State of Emergency: The Way We Were, Britain 1970-74, by Dominic Sandbrook, Allen Lane RRP£30, 768 pages
It must have been such a jolly evening. In 1969, Edward Heath, the future Conservative prime minister, invited five leading trade unionists to dinner in his Albany flat, in London’s West End. It went swimmingly and Heath was persuaded to show off his skills on his new piano. “Play ‘The Red Flag’ for Jack [Jones],” said Vic Feather, general secretary of the Trades Union Congress – which Heath cheerfully did.
As Dominic Sandbrook remarks in this entertaining history of the early 1970s, it is remarkable how well Heath got on with union bosses, given the extent to which industrial strife later blighted his premiership. He declared a record five states of emergency. Even after calling the “who governs?” election that was his downfall, Heath – a moderate, one-nation Tory deeply affected by the Depression years – preferred to appeal to national unity rather than demonise the striking coal miners.
There are parallels with today. David Cameron, facing potential strikes over spending cuts, also wants a dialogue with the unions but, unlike Heath, the current prime minister is not trying to negotiate. Ed Miliband, elected leader of the opposition Labour party this week, thanks to the unions’ support, needs to be careful not to seem their stooge.
Books on the 1970s often seek to revise the era’s reputation as an unrelieved dystopia of bombs, strikes, glam rock and men in donkey jackets.

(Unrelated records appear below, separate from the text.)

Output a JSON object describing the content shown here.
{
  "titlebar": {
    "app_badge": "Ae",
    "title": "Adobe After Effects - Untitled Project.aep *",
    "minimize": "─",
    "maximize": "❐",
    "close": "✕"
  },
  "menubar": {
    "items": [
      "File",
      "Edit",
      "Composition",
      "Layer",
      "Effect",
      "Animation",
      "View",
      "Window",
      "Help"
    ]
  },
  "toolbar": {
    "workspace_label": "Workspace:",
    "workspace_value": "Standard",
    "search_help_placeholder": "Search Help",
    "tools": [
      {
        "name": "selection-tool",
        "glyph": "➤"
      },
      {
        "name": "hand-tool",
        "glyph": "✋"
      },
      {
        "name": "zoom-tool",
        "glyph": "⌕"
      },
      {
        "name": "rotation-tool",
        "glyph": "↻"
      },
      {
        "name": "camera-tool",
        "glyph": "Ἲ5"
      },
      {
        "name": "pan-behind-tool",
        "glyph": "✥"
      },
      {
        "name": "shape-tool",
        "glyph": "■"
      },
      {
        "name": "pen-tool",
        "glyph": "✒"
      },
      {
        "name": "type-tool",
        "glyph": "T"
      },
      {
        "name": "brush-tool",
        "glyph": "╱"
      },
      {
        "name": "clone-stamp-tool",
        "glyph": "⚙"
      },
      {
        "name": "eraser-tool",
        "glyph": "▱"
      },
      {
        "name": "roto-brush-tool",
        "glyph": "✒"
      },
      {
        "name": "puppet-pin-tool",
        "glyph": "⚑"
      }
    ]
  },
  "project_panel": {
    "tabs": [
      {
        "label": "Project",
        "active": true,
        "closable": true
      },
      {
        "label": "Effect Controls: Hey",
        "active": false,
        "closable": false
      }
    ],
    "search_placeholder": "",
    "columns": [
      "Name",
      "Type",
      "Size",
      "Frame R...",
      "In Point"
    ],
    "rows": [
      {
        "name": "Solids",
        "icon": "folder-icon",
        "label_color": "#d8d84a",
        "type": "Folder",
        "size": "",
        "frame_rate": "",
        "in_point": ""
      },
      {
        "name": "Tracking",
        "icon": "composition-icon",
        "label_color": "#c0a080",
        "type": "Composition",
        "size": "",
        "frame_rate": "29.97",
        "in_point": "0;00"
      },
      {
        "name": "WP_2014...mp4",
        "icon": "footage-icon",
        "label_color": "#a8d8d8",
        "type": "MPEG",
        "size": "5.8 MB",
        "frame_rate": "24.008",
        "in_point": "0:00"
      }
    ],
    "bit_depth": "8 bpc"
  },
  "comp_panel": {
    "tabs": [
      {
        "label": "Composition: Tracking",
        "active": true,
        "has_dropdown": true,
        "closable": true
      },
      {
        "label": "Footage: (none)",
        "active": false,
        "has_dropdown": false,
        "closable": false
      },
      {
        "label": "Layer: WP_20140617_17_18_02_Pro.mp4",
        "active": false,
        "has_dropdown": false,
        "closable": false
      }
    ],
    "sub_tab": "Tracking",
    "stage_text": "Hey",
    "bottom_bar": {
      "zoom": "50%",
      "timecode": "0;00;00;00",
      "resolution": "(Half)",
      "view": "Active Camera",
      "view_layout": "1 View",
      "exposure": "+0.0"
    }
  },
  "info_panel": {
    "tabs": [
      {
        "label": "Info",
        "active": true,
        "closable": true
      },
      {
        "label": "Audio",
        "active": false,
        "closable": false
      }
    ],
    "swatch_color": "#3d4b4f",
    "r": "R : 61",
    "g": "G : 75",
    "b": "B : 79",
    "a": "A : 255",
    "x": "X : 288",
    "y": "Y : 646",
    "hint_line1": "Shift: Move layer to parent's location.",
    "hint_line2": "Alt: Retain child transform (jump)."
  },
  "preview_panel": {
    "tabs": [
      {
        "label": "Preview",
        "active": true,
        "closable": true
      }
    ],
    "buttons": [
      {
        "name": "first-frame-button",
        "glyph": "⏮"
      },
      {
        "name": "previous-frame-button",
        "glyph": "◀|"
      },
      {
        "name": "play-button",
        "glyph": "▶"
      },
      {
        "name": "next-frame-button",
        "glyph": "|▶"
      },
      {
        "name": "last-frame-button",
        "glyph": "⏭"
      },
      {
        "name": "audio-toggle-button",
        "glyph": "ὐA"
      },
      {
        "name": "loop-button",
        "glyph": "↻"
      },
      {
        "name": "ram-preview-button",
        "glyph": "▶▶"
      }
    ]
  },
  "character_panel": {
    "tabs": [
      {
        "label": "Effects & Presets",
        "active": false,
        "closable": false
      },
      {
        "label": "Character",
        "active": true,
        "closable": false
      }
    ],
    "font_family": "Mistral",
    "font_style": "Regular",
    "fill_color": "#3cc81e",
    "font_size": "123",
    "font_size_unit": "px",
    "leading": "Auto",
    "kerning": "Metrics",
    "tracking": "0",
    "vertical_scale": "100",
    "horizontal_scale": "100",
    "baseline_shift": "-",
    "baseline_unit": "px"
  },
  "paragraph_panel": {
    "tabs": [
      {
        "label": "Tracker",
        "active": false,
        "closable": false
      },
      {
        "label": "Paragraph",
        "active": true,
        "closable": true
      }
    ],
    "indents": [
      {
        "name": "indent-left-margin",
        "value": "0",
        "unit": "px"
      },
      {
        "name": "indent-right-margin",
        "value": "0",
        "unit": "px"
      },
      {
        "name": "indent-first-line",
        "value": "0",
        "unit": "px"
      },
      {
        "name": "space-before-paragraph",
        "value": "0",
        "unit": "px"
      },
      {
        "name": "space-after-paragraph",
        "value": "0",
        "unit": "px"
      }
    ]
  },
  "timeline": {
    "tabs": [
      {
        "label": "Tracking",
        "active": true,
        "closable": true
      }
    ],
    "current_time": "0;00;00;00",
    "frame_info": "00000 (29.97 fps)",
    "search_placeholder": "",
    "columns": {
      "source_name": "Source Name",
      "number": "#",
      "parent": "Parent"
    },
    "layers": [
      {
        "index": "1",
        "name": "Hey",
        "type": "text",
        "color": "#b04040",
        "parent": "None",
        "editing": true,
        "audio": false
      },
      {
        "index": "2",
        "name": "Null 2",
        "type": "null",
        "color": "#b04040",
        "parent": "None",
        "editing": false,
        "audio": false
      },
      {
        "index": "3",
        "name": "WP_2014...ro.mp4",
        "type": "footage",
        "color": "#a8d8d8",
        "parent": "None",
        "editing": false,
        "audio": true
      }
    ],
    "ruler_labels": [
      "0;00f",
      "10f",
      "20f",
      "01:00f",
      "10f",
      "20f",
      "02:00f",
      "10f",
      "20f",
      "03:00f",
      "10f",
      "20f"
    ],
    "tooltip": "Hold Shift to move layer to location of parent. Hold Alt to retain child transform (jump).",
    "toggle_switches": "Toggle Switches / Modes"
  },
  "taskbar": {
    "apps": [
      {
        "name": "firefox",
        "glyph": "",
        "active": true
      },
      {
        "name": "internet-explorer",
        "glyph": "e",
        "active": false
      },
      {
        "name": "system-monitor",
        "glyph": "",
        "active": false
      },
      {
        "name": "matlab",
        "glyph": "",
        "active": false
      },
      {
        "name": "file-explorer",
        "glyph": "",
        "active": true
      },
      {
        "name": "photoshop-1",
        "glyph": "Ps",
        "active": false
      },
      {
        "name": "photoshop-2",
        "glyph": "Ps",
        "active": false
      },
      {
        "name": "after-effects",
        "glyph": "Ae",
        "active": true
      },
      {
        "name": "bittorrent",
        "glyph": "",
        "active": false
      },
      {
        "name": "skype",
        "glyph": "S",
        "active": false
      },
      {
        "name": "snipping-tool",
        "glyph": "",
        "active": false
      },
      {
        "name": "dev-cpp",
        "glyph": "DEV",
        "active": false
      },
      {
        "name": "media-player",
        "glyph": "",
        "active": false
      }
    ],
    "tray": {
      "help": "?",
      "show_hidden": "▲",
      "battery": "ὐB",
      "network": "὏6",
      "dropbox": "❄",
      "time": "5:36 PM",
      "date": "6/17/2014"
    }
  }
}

Sandbrook – born in 1974 in Shropshire nine months after the start of the Heath government’s three-day working week – does not break a lot of new ground but provides a subtle portrait.
This book has the strengths and weaknesses of his previous works, Never Had It So Good and White Heat, on the 1950s and 1960s. Mixing political, social and cultural history, it is vivid but also long. The short timescale, though, gives it an intensity, book-ended by Heath’s surprise election and surprise defeat. This was the most tumultuous period in Britain’s postwar history, ending in a frightening economic crisis. Sandbrook does not really dispel the gloom and decline that enveloped Britain at the time, though he points out that for most people the bombs and disasters happened offstage.
It was, after all, a period of unprecedented affluence, with colour televisions and foreign holidays. The nuclear family was at its zenith, even if pressures were starting to cause it to fracture. A survey in 1972 found that nine out of 10 were satisfied with their jobs and eight out of 10 satisfied with their living conditions. There was a panic about unemployment but it was lower than it has been since.
Sandbrook is at his best describing a society caught between past and present, yet often more stable than it looked. The stereotype that saw young people as more selfish, for example, evolving “from hairy hippies into spittle-flecked punks”, is belied by the fact that more teenagers than ever gave time to charity and membership of the Boy Scouts and Girl Guides reached peak levels.
Comic dramas such as Alan Ayckbourn’s The Norman Conquests, Mike Leigh’s Abigail’s Party and the TV series The Fall and Rise of Reginald Perrin, which picked apart the insecurities of middle-class life, gave a misleading impression, Sandbrook argues. “The fact is that most people found life in Metro-land warm, sociable and thoroughly enjoyable.”
Atop this society sat the uncomfortable figure of Heath, one of the grumpiest men to have occupied 10 Downing Street. His failures are well known: inflation reached double figures and money supply ran out of control; he promised free enterprise but did U-turns to bail out “lame duck” companies; he pledged to let the market set wages and prices yet ended up creating a gargantuan apparatus of controls; he pledged to reform industrial relations but was destroyed by conflicts.
Sandbrook acknowledges Heath’s flaws: he was a terrible speaker, preposterously rude, impatient and insensitive to what drove other people. Yet he was also unlucky to face the oil shock, escalating violence in Northern Ireland, rising street crime and controversies over moral permissiveness, immigration and delinquency.
If his administration was a failure, says Sandbrook, “it was not an ignoble one”. Heath was right, he says, to see that Britain’s future as a trading nation lay in the European Community, right in his power-sharing formula for Northern Ireland that anticipated the 1990s peace process, and right to see industrial relations needed reform and industry needed modernising, even if he went about it the wrong way. Thatcherites came to revile this period in Conservative history, yet their leaders, Margaret Thatcher herself and Sir Keith Joseph, sat in Heath’s cabinets throughout, quiescent or agreeing with his actions. They watched and learnt from his mistakes.
Brian Groom is the FT’s UK business and employment editor